▶ Element data from apps and pages
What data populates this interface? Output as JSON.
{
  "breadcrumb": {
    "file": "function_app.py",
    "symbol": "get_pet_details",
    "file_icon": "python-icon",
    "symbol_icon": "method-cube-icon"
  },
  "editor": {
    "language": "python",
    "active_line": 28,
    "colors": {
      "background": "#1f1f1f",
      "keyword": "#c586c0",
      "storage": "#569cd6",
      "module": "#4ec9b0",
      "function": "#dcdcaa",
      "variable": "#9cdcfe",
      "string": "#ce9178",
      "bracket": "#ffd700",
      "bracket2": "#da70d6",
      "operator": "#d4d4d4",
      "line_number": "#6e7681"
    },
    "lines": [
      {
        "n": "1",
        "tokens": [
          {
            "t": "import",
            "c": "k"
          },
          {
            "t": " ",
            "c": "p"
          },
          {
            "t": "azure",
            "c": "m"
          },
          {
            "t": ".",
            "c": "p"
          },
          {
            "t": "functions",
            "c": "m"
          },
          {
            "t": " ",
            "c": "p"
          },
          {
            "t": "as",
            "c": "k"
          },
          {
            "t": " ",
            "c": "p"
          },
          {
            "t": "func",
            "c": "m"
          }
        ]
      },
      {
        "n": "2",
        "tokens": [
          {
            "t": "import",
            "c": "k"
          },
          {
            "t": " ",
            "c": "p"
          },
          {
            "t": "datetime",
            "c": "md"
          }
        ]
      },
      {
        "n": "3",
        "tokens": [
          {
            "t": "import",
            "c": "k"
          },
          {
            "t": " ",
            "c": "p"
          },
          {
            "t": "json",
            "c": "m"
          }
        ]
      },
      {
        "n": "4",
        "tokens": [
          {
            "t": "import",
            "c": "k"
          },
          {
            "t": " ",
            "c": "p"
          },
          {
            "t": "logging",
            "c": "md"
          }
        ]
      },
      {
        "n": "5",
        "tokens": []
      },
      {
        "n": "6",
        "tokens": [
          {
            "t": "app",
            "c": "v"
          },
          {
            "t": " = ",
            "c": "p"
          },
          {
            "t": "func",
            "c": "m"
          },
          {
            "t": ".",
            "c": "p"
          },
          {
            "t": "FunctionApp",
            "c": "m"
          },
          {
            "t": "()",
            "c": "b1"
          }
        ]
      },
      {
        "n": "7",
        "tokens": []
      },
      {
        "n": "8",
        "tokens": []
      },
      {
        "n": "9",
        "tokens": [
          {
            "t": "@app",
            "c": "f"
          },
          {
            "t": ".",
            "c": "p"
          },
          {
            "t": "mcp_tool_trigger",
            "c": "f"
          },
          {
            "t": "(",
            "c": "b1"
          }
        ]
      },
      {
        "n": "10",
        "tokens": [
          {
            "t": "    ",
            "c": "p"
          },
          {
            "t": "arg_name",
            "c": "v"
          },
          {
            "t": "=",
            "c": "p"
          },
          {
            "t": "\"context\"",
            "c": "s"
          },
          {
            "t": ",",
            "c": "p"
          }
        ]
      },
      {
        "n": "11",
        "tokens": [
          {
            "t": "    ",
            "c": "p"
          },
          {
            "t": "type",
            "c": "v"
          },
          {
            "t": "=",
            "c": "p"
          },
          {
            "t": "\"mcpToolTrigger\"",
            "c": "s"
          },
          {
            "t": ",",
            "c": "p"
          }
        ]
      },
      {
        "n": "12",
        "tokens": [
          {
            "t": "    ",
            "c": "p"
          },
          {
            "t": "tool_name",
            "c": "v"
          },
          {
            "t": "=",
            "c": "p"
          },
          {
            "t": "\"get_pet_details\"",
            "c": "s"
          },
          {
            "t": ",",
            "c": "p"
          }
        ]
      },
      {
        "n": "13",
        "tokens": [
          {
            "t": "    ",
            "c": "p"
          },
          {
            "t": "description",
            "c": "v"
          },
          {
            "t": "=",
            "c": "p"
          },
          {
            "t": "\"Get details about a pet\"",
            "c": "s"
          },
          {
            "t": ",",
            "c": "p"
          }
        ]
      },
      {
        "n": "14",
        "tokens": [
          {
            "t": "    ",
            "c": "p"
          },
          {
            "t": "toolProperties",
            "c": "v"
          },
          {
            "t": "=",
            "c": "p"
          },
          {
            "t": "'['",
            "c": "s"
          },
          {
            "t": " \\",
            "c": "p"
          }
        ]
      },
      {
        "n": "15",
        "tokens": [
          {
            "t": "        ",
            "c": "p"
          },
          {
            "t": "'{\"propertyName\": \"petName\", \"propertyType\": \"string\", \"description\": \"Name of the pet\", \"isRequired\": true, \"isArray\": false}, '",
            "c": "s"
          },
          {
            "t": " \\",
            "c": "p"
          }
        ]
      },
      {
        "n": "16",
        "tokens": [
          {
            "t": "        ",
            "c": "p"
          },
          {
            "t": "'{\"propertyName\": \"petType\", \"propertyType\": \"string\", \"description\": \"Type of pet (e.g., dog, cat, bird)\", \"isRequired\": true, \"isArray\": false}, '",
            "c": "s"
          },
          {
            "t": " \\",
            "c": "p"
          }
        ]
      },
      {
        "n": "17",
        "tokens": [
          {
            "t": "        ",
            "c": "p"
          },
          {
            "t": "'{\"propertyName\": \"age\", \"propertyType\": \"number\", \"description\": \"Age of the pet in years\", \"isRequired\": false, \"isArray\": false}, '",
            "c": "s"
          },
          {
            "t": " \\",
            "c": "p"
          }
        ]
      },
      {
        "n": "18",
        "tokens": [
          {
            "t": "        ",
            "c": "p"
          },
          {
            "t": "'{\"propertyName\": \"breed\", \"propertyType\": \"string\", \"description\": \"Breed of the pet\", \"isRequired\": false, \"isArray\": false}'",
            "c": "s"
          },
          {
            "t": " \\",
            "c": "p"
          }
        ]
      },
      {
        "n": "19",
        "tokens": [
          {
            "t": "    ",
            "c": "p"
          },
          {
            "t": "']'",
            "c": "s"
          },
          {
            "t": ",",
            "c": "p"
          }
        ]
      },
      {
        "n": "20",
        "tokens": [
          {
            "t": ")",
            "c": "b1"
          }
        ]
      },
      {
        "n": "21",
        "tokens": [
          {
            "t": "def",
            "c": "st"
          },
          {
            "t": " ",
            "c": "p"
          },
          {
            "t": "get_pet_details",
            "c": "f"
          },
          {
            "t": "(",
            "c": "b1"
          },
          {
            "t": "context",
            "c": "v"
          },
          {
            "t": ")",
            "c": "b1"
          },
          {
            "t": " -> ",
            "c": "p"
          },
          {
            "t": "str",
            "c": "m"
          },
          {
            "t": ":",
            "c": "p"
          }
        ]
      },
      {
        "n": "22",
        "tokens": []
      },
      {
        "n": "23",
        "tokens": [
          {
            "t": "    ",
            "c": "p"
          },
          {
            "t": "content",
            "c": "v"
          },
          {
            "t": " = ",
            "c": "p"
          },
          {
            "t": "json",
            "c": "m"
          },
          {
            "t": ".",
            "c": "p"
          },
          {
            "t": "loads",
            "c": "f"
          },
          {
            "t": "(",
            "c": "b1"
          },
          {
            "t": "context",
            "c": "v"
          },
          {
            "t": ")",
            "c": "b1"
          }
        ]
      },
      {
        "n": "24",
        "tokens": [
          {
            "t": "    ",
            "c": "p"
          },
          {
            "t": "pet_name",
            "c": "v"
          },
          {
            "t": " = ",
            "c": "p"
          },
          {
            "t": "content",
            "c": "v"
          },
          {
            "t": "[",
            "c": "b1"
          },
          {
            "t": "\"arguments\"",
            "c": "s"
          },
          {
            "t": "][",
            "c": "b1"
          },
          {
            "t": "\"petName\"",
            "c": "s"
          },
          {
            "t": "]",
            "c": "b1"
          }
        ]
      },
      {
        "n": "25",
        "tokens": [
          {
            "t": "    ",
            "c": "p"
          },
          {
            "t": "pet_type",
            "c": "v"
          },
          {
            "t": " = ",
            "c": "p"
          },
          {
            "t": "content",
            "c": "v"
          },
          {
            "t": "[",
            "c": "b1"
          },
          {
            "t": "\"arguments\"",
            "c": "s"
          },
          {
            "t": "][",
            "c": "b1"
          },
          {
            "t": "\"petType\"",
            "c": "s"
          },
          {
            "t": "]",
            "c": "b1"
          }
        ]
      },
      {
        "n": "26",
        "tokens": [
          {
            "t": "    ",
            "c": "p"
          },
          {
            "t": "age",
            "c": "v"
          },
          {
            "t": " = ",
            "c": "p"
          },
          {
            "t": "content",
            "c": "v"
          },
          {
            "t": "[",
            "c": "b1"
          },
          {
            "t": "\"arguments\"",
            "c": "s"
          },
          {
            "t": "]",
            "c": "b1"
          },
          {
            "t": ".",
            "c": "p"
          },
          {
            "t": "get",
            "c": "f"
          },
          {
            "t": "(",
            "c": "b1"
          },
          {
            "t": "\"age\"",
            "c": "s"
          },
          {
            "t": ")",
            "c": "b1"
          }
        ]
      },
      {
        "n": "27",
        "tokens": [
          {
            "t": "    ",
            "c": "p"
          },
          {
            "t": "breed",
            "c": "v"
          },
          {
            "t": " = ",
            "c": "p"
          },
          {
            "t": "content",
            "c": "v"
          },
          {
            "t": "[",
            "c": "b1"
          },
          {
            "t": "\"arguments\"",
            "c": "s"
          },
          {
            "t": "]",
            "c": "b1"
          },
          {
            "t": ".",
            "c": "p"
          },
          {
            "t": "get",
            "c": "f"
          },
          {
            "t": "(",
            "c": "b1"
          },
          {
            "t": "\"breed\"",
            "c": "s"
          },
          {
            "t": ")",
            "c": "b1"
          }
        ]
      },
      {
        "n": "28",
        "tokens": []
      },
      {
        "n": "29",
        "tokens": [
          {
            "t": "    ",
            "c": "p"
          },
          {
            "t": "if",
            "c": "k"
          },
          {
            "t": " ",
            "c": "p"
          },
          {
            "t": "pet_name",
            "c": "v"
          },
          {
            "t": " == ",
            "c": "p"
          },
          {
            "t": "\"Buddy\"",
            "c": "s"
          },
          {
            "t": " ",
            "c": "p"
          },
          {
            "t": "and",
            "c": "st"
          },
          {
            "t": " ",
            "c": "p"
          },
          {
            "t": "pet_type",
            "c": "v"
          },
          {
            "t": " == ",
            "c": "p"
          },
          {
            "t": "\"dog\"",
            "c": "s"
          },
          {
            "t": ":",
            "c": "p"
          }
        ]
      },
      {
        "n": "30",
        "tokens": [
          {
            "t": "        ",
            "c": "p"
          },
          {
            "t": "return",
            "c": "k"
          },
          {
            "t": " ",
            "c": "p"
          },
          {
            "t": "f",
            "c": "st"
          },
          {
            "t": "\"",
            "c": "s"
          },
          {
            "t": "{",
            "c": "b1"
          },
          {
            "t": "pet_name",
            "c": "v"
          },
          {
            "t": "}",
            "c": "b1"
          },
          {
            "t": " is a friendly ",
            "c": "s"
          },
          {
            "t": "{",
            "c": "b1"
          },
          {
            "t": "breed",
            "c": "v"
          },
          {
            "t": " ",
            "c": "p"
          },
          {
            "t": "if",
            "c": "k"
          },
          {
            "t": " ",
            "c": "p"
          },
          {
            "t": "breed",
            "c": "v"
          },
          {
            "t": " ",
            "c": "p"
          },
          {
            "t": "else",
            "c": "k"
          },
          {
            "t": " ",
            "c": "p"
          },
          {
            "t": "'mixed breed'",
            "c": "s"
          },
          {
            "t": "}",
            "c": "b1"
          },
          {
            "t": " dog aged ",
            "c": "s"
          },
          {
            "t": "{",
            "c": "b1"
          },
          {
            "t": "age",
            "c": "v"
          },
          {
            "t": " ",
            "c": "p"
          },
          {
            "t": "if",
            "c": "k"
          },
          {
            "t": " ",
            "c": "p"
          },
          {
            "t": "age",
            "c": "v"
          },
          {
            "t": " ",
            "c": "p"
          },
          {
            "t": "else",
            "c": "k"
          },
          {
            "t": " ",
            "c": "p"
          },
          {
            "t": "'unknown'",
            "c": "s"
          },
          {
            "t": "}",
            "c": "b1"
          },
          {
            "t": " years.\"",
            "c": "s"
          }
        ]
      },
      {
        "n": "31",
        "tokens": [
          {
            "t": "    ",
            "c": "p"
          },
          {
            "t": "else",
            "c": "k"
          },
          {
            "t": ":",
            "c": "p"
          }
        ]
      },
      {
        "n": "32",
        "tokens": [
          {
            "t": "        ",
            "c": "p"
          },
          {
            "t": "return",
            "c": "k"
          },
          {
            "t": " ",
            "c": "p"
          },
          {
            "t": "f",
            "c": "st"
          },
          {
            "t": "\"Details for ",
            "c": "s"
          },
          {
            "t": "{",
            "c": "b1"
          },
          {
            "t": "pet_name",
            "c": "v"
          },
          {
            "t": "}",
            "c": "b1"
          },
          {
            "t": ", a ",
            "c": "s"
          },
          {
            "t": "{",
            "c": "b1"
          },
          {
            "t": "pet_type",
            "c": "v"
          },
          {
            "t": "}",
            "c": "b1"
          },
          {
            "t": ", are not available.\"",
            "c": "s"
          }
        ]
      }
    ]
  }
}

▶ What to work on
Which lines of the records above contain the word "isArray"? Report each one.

▶ Answer below
            "t": "'{\"propertyName\": \"petName\", \"propertyType\": \"string\", \"description\": \"Name of the pet\", \"isRequired\": true, \"isArray\": false}, '",
            "t": "'{\"propertyName\": \"petType\", \"propertyType\": \"string\", \"description\": \"Type of pet (e.g., dog, cat, bird)\", \"isRequired\": true, \"isArray\": false}, '",
            "t": "'{\"propertyName\": \"age\", \"propertyType\": \"number\", \"description\": \"Age of the pet in years\", \"isRequired\": false, \"isArray\": false}, '",
            "t": "'{\"propertyName\": \"breed\", \"propertyType\": \"string\", \"description\": \"Breed of the pet\", \"isRequired\": false, \"isArray\": false}'",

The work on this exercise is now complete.